Feathers ~ 4
When Ellen came to class the next day, she wore a pair of gleaming golden earrings that trickled down her long neck. She paused hesitantly in the doorway. A male graduate student’s eyes flicked sideways in admiration. Ellen’s confidence took several tottering steps up a steep and shaky summit. She moved quickly to her usual chair, but paused. It seemed hypocritical to sit in the shadows when her golden earrings would only catch the light, giving away the secret of her presence. Ellen slid into a chair in the middle of the room. The professor, passing in the aisle, paused and frowned at her. Ellen took out the class textbook and placed it on her desk. The professor moved on.
Ellen sat up straighter.
That afternoon, as Ellen went about her usual errands, the earrings made everything different. They caught the light. They made Ellen glow. The truth was that their color matched a tone hidden deep in Ellen’s skin, bringing it to the surface. Ellen did not realize this; she only saw that a miracle had happened. The earrings made her visible. She took them out and looked at them reverently, lying flat on her pale palm. Her fingernails, she noticed, were atrocious.
When Ellen handed Rupert a slice of rectangular, cardboard pizza that night, her nails were creamy pink ovals, as round and smooth as Easter eggs. Rupert did not notice. He was busy worrying about the girl he loved, who was almost definitely -but still with a slight possibility of doubt- seeing a man four years younger than Rupert. Rupert wondered if this sprig of youth had more defined pectoral muscles than he did. He practiced flexing and releasing his biceps while he ate. Ellen took out her earrings and folded them lovingly in tissue paper. At night she placed them in the bureau beside her bed, but even there, trapped in a drawer, she could see them in the dark. Their golden brightness burned through the wooden barrier, crackled and streaked through the darkness, and shone in the black room like two flaming stars in the night.
The next day was a Saturday. Ellen went to the mall and did not leave until her arms were criss-crossed with red lines, etched into them from a dozen glossy, dangling shopping bags, spouting tissue paper. When she finally arrived home, Rupert was waiting on the front step. He was cross because no one had been there to open the door for him. There was no food in the freezer. Ellen offered Rupert a ketchup sandwich. Rupert scornfully declined. Ellen tried on her new clothing for Rupert, gradually lulling him into a state of admiring appreciation. He studied various outfits, approved a skirt here, rejected a necklace there. He ate the ketchup sandwich. Rupert fell asleep with the proud feeling that he was a sort of fashion designer, or magician. Here he had transformed Ellen from a pale mouse into a glittering fairy princess, and he hadn’t even intended to.
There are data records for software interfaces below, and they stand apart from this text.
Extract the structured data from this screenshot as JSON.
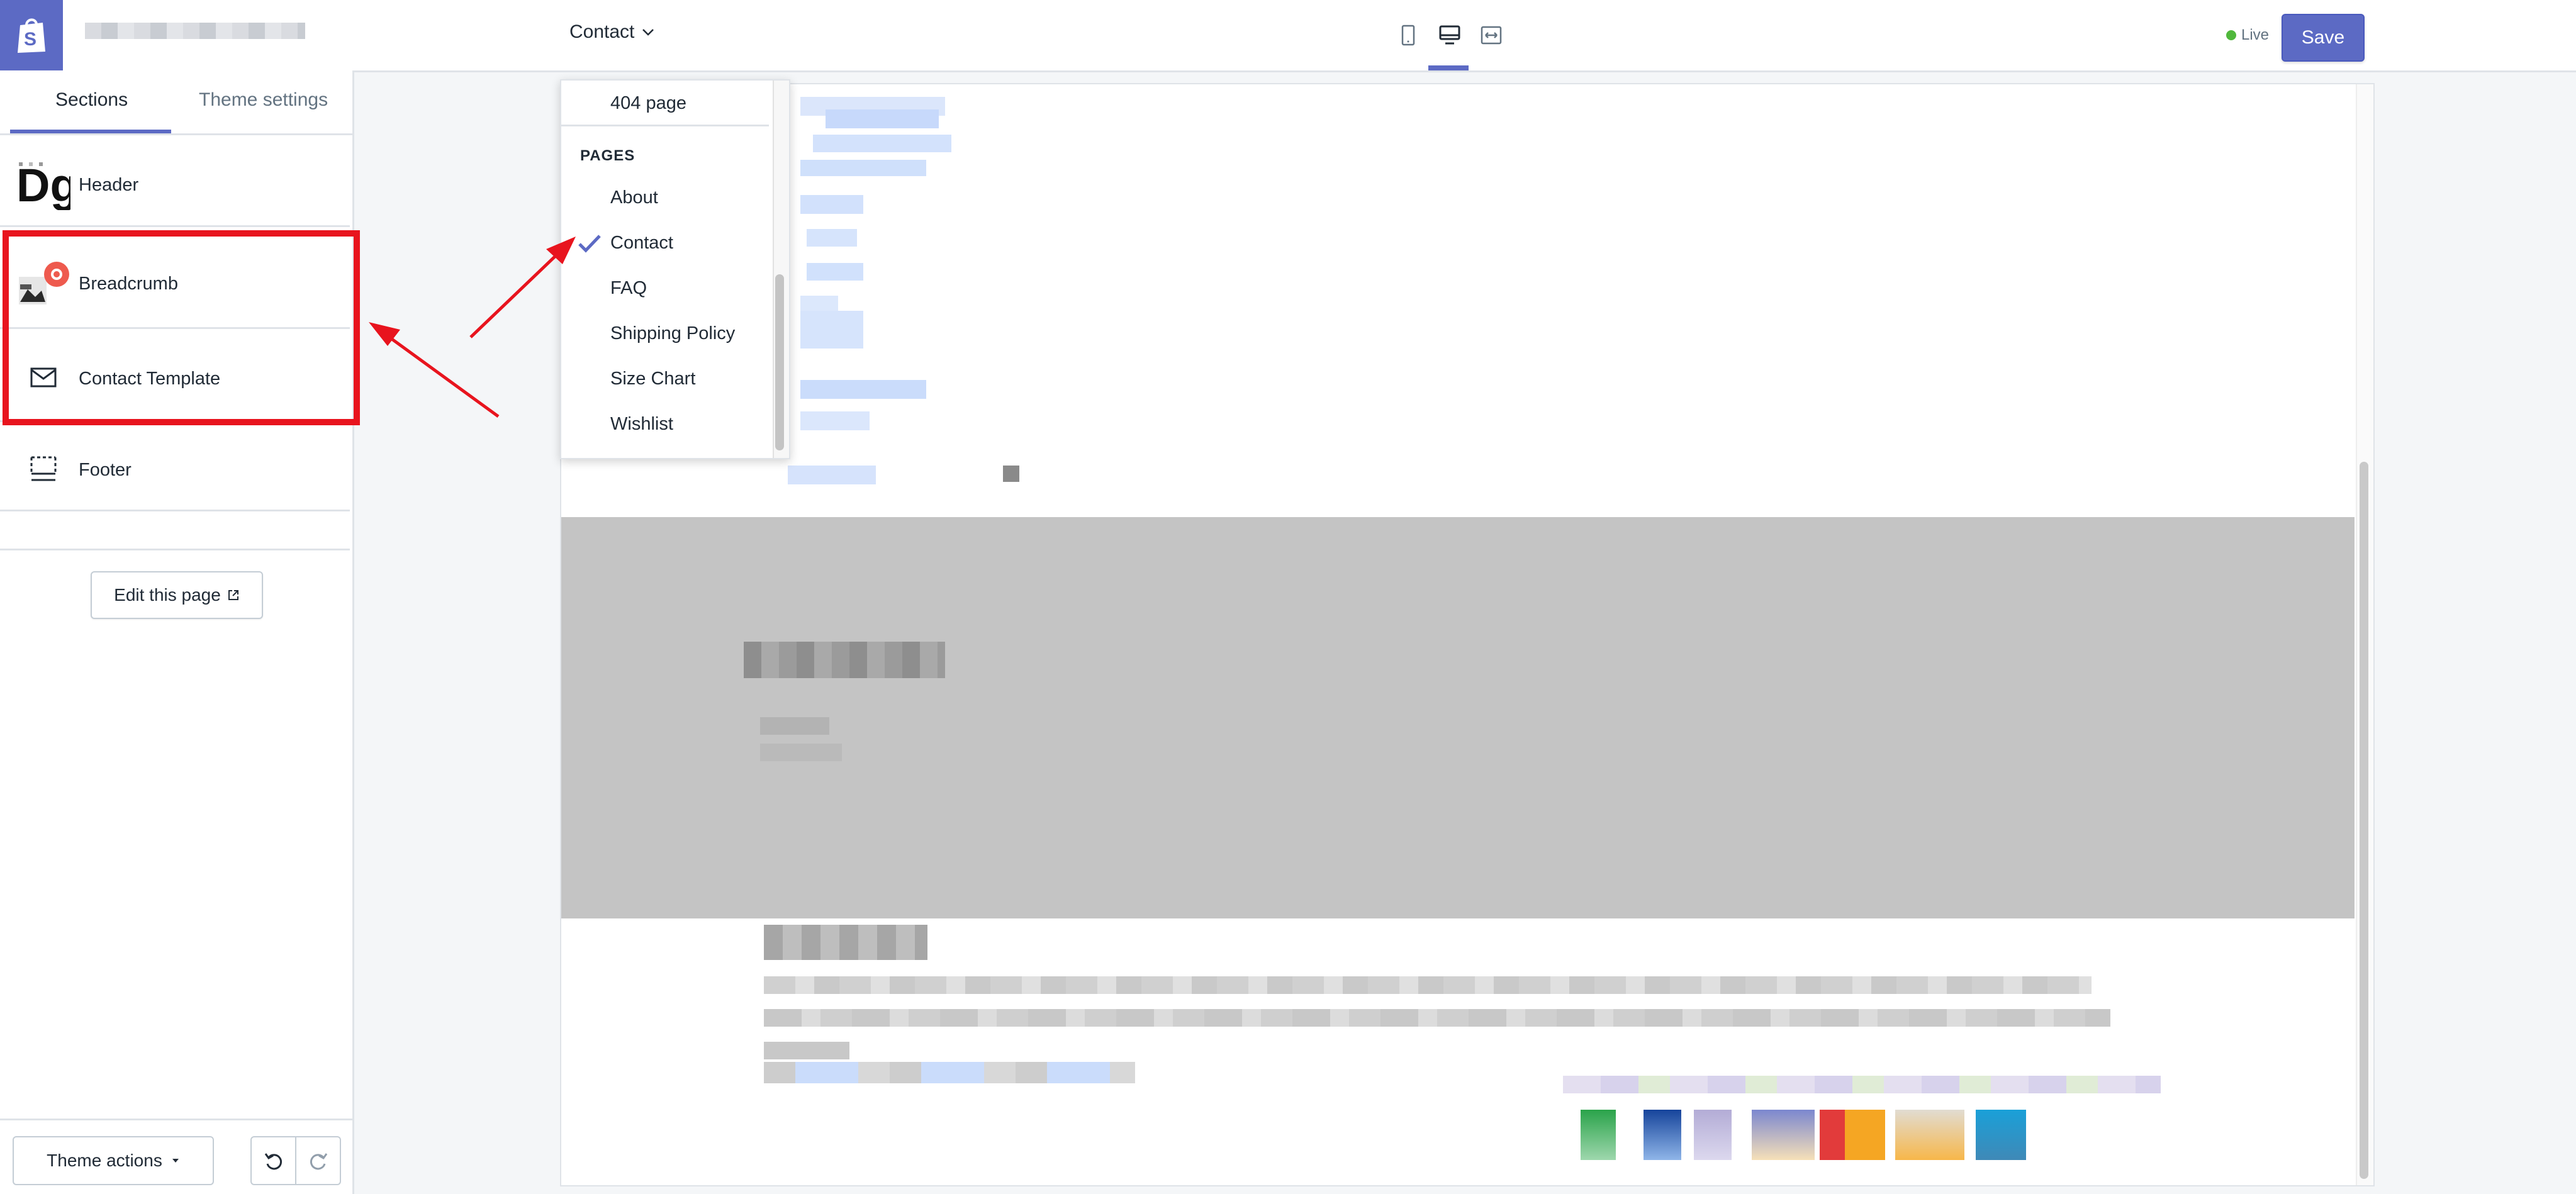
{
  "topbar": {
    "page_selector": "Contact",
    "live_label": "Live",
    "save_label": "Save"
  },
  "sidebar": {
    "tabs": [
      {
        "label": "Sections"
      },
      {
        "label": "Theme settings"
      }
    ],
    "sections": [
      {
        "label": "Header",
        "icon": "header-logo-icon"
      },
      {
        "label": "Breadcrumb",
        "icon": "breadcrumb-image-icon"
      },
      {
        "label": "Contact Template",
        "icon": "envelope-icon"
      },
      {
        "label": "Footer",
        "icon": "footer-layout-icon"
      }
    ],
    "edit_page_label": "Edit this page",
    "theme_actions_label": "Theme actions"
  },
  "dropdown": {
    "top_item": "404 page",
    "heading": "PAGES",
    "items": [
      "About",
      "Contact",
      "FAQ",
      "Shipping Policy",
      "Size Chart",
      "Wishlist"
    ],
    "selected": "Contact"
  },
  "colors": {
    "accent": "#5c6ac4",
    "live_dot": "#50b83c",
    "highlight": "#e8141e"
  }
}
Ellen wore a sundress to class the next day. The reaction was such that that when she came home, she gathered all her sweatpants into a laundry basket, took it outside, and tipped it into the dumpster. Many months later, Ellen had to buy a new sweat suit when her class went on a hiking trip. But the new sweat suit was made of turquoise velour, and Ellen sat on a picnic blanket all afternoon so it would not get dirty. It was surprising that Ellen turned out to be beautiful. Her long, delicate body was as slim and graceful as a swan’s neck. Her muted coloring only needed bright colors to bring it to life. She began to wear make up; heavy black mascara that transformed her eyelashes into velvet wings; turquoise eyeliner that made her irises sparkle. Once, much later on when Ellen and I became friends, I tried on that same, glittering turquoise eye shadow. I looked like a whore slinking around dark corners in the shadows of Hollywood Blvd. Ellen could pull off looks no ordinary woman should attempt at home. She learned to balance on high, fragile heels. She had her hair done. When she floated down the central walkway of our campus, heads turned.
(To be continued…)